End of Life Care: Do My Children Know My Wishes?
One of the most important conversations you can have with your adult children is also one of the most difficult. If you become incapacitated, what are your thoughts and feelings about your medical care? Would you want to receive life-prolonging interventions if you were pronounced brain dead? If you have suffered a serious accident, what are your thoughts on pain management if the required doses keep you sleepy and lethargic? These are tough questions to answer for yourself and tough to talk about with your children. However, having the conversation today can potentially make everyone’s lives easier later, both for you and your loved ones.
While a comprehensive estate plan will include documentation of your wishes, the opportunity to share your wishes with your children—especially if one of them is your health care agent—is the opportunity to talk through some of the nuances that may be missed in a written legal document.
If jumping right into a discussion about your end-of-life care decisions is overwhelming and the need to do so is not immediate, here is a strategy that may help you ease into the conversation.
Start Talking about End-of-Life Situations
Find a way to talk through end-of-life situations that do not hit so close to home. If there is a national news story dealing with end-of-life care, weave it into your next conversation so you can start expressing your thoughts. Or you can take a more direct approach. Find a book to read or a movie to watch that includes the subject and, after everyone’s had a chance to finish, have a family discussion. Beginning the conversation in the third person may be an effective way to prepare everyone for a more personal conversation in the future.

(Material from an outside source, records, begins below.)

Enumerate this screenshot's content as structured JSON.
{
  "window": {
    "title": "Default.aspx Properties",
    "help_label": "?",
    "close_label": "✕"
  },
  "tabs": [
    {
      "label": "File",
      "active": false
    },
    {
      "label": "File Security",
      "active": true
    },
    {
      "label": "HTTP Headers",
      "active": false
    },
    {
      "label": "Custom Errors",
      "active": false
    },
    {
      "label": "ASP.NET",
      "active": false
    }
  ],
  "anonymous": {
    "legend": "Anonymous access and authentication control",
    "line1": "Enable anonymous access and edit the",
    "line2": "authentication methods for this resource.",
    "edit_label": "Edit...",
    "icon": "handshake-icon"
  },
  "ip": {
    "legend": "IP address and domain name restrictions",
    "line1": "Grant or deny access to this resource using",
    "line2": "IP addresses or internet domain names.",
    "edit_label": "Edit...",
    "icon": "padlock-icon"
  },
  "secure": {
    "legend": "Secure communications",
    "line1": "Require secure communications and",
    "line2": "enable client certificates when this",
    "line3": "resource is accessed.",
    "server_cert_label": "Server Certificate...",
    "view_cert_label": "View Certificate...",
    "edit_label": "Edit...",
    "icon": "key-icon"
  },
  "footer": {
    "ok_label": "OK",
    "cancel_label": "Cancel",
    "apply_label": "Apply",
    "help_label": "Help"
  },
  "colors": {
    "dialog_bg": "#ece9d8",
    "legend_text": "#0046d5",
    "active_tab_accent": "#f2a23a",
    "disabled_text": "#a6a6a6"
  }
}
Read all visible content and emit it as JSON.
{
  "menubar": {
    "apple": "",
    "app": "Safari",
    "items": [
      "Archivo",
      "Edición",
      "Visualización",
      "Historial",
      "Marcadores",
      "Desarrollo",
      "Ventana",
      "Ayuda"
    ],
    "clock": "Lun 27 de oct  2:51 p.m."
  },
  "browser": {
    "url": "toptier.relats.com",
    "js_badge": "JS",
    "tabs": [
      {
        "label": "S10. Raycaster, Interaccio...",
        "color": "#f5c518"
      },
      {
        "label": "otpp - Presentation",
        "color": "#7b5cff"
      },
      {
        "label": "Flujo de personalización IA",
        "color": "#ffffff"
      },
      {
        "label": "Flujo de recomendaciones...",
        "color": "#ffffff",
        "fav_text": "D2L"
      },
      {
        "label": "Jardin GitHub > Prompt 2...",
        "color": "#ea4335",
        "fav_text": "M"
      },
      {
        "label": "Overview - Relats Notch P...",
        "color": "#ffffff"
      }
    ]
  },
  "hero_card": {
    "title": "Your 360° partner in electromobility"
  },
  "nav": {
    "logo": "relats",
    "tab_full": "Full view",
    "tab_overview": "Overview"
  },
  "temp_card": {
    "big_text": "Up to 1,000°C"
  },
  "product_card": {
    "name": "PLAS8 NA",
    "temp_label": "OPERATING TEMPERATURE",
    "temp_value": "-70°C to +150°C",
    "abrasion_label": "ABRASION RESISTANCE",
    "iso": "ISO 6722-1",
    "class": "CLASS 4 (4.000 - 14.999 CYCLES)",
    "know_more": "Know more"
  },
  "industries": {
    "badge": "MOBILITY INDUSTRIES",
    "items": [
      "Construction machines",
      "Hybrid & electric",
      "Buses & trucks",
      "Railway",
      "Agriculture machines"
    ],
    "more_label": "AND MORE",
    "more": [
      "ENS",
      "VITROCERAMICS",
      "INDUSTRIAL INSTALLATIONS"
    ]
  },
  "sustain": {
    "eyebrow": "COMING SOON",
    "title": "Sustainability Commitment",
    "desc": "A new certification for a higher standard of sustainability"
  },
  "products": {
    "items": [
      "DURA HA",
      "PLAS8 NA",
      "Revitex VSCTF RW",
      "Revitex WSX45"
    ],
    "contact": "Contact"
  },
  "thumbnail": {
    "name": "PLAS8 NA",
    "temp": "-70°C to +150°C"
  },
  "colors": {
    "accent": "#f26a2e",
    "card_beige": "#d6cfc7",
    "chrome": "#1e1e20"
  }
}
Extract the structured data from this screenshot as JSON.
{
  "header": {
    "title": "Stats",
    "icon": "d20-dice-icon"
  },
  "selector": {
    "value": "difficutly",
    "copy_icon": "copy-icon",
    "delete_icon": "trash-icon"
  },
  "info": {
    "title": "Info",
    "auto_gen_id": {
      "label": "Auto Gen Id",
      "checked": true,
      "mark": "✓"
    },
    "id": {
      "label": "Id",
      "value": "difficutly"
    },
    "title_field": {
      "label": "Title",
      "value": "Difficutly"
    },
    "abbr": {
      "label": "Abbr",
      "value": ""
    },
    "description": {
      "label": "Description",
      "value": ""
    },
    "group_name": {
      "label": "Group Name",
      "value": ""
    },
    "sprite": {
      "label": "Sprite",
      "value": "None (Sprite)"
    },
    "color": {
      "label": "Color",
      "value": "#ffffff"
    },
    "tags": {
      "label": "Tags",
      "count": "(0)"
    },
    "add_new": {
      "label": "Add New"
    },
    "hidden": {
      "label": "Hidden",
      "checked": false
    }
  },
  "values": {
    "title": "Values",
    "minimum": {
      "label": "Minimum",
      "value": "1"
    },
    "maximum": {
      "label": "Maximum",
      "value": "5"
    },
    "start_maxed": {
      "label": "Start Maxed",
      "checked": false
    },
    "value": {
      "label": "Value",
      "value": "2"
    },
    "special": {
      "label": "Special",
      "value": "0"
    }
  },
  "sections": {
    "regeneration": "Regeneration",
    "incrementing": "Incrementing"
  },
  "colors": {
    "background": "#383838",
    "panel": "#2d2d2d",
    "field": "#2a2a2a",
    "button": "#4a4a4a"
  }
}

Move a Little Closer to Home
Chances are, if you have adult children, the family and friends around you are already facing these kinds of decisions. When you share the news about your great aunt’s stroke you could also share your thoughts and feelings with your children about how you would want to be cared for if it were you. Invite their questions and answer them honestly. Turn the family update into a conversation and provide a glimpse into your own decision-making process.
Get Specific about Your Own End-of-Life Wishes
Here is another opportunity to start with a related topic that might be an easier entry point. Do you want to be an organ donor? You have probably already designated this decision on your driver’s license, or you have signed your organ donation form. That is a black-and-white decision to begin the conversation.
However, after that, there is a lot of gray to talk through and that is where the conversations become so important. Talk about different scenarios. Create variables and share how your thoughts might change and why. For example, if you are completely immobilized by a stroke and then your heart stops, would you want to be resuscitated? If the stroke also left you mentally impaired, would your decision change?
While you likely will not cover every possible scenario, sharing the thought process itself will provide important insights as to how decisions should be made on your behalf if the need arises. This can give your family peace of mind as they will know they are following your wishes.
One Final Thought
Your thoughts and feelings about your end-of-life care may change over time. So be sure to revisit the conversations and your estate-planning documents that support them.
Work with an experienced Virginia Estate Planning Attorney
We can help prepare your healthcare powers of attorney and even facilitate conversations with your health care agent. Contact Wilson Law PLC today at 866-603-5976 to set up a meeting or fill out our contact form and we will call you to schedule your meeting.